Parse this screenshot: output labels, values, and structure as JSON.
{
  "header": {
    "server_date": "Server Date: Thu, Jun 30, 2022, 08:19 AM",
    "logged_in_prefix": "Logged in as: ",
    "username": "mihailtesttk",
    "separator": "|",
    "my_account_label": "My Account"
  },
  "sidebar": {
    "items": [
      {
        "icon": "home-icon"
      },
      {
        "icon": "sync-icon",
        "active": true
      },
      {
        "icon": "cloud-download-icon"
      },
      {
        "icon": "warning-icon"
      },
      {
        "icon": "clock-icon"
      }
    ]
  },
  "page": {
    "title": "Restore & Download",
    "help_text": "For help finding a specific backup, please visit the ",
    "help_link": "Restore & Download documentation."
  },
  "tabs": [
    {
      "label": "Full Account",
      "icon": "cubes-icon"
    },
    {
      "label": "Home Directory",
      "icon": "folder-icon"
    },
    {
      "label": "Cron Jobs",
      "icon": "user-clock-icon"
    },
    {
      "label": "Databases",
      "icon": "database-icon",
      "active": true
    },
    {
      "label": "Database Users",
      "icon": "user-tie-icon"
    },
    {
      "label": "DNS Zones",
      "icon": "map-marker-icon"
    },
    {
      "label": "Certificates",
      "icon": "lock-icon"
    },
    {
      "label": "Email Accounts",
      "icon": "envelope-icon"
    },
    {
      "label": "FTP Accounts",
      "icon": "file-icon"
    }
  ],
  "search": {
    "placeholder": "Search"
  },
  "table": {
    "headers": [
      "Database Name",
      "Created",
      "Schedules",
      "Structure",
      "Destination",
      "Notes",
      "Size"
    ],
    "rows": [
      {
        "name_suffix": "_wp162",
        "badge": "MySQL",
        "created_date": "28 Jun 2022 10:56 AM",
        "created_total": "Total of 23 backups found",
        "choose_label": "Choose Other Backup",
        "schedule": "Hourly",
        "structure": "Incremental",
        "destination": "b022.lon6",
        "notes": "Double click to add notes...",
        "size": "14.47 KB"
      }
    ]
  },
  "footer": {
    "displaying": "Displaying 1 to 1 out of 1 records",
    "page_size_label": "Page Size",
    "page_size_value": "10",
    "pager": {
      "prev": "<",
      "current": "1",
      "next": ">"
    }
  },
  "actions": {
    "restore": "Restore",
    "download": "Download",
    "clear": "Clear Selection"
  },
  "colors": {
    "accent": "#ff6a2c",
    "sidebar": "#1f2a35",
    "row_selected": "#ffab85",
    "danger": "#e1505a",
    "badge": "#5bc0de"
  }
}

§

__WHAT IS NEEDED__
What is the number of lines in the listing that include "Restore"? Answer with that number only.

__SOLUTION TO THE PROBLEM__
3